Count every line below containing "waru"; state the number only.

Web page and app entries
"""

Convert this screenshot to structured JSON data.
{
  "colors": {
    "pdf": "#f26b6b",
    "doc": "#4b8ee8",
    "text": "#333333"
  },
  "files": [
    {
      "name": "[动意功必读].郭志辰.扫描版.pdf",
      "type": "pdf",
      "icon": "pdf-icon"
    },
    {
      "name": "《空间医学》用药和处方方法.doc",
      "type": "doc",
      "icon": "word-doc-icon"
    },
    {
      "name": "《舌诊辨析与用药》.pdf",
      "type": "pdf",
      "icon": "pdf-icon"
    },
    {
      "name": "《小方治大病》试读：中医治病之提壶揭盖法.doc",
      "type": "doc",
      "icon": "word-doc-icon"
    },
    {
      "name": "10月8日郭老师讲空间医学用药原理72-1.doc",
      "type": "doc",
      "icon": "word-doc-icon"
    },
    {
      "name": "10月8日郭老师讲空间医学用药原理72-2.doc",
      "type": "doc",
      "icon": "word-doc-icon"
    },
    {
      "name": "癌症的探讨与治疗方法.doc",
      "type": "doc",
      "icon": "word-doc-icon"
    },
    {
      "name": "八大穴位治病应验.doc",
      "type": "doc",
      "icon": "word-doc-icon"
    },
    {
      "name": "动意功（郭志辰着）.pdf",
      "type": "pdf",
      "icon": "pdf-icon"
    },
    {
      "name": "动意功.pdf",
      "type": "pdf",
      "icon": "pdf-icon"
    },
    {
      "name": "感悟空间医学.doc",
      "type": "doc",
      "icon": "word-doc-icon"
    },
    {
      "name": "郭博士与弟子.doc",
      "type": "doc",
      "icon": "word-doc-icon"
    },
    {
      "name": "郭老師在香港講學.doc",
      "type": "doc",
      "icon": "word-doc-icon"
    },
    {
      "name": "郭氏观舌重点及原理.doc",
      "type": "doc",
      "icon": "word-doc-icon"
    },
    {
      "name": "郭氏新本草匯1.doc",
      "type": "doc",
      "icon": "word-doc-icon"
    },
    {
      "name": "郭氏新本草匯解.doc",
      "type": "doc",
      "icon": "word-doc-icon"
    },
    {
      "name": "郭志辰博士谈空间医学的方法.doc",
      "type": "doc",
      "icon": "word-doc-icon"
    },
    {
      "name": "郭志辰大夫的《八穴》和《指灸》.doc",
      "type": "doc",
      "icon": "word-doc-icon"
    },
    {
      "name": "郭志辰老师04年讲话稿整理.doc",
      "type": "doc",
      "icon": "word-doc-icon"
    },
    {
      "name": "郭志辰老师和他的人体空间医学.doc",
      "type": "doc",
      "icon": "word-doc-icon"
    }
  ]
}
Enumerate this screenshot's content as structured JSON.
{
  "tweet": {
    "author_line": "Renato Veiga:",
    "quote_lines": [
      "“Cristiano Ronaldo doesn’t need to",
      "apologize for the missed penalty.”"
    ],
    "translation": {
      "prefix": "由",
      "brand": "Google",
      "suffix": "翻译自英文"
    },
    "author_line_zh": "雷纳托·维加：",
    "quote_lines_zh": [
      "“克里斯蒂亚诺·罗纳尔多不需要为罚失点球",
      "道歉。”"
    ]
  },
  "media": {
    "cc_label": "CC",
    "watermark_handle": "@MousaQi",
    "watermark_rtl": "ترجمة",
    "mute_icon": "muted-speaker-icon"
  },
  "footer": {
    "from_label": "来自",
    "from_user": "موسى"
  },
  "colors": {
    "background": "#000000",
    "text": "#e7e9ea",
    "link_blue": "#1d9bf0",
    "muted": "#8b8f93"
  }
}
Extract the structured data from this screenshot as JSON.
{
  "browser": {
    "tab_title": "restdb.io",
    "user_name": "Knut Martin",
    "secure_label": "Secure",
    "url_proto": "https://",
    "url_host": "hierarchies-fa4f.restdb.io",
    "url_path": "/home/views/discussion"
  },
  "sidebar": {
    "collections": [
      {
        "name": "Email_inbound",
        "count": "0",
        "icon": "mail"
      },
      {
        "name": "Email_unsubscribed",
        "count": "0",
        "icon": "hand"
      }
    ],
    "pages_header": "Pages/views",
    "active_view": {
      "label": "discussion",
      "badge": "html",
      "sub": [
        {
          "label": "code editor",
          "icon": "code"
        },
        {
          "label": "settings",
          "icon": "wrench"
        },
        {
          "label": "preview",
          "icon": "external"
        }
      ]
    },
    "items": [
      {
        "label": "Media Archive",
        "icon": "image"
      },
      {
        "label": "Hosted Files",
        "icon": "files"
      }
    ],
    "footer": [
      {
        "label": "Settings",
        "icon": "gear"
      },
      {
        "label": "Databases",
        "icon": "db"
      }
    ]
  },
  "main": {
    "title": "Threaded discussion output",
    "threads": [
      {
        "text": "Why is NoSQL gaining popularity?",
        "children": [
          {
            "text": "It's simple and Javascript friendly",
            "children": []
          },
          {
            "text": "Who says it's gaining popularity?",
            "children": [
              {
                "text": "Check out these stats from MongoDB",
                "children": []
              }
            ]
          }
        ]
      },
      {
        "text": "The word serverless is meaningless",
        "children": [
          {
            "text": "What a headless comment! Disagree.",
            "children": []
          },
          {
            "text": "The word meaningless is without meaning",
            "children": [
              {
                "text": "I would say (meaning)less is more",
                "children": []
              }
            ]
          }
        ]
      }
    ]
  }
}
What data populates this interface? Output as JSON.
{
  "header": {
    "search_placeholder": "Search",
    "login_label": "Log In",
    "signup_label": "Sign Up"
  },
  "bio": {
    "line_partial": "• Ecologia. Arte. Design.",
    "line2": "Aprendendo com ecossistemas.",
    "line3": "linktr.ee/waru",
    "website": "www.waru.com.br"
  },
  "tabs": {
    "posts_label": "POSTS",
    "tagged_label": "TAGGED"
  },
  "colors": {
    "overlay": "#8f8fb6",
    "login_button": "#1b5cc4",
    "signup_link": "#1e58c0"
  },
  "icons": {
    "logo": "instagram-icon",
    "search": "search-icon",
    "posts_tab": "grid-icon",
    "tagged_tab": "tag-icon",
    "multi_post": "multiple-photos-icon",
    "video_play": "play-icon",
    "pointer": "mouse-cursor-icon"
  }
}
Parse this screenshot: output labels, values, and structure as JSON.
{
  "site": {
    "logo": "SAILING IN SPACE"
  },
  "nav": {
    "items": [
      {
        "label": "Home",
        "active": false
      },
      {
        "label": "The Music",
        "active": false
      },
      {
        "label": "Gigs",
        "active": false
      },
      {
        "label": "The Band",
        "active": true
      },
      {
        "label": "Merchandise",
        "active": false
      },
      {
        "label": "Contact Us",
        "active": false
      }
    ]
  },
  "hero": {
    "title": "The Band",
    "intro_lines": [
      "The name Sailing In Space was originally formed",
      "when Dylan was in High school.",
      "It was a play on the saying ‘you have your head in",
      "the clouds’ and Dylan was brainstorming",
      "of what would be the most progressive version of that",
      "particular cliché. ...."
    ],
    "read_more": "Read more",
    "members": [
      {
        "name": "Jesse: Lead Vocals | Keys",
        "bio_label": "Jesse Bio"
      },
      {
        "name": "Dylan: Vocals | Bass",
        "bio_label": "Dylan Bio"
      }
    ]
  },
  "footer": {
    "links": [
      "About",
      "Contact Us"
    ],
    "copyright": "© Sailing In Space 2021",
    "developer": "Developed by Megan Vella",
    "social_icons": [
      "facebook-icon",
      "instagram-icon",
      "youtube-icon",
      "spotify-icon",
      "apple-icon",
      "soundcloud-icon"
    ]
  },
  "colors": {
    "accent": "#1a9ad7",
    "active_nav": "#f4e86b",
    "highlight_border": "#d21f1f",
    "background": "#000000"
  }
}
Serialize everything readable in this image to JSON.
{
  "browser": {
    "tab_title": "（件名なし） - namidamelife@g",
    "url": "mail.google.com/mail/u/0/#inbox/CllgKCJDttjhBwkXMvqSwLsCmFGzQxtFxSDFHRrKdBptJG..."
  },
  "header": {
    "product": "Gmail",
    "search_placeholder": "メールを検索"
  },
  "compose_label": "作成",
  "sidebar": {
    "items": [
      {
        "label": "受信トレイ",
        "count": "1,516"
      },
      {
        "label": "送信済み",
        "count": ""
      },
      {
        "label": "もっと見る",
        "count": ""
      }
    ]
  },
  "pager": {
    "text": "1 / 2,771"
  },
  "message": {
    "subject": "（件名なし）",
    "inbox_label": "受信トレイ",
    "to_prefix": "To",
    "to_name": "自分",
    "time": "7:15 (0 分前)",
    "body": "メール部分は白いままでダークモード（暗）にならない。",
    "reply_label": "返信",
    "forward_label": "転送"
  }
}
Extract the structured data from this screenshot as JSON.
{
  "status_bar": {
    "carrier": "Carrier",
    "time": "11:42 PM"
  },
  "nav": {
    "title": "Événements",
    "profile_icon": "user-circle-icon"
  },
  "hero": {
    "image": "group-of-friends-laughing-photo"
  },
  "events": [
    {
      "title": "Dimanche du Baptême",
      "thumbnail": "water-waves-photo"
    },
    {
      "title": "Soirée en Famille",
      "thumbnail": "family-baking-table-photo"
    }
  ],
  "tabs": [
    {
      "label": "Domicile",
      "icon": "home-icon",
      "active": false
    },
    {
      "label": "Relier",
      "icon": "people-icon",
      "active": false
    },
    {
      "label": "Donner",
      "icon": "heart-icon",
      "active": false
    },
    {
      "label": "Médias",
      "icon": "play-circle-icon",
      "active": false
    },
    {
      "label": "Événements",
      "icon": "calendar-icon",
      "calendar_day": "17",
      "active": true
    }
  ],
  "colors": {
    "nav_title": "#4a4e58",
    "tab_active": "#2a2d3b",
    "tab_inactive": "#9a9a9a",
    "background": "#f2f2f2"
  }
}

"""

• _Exercise output_
2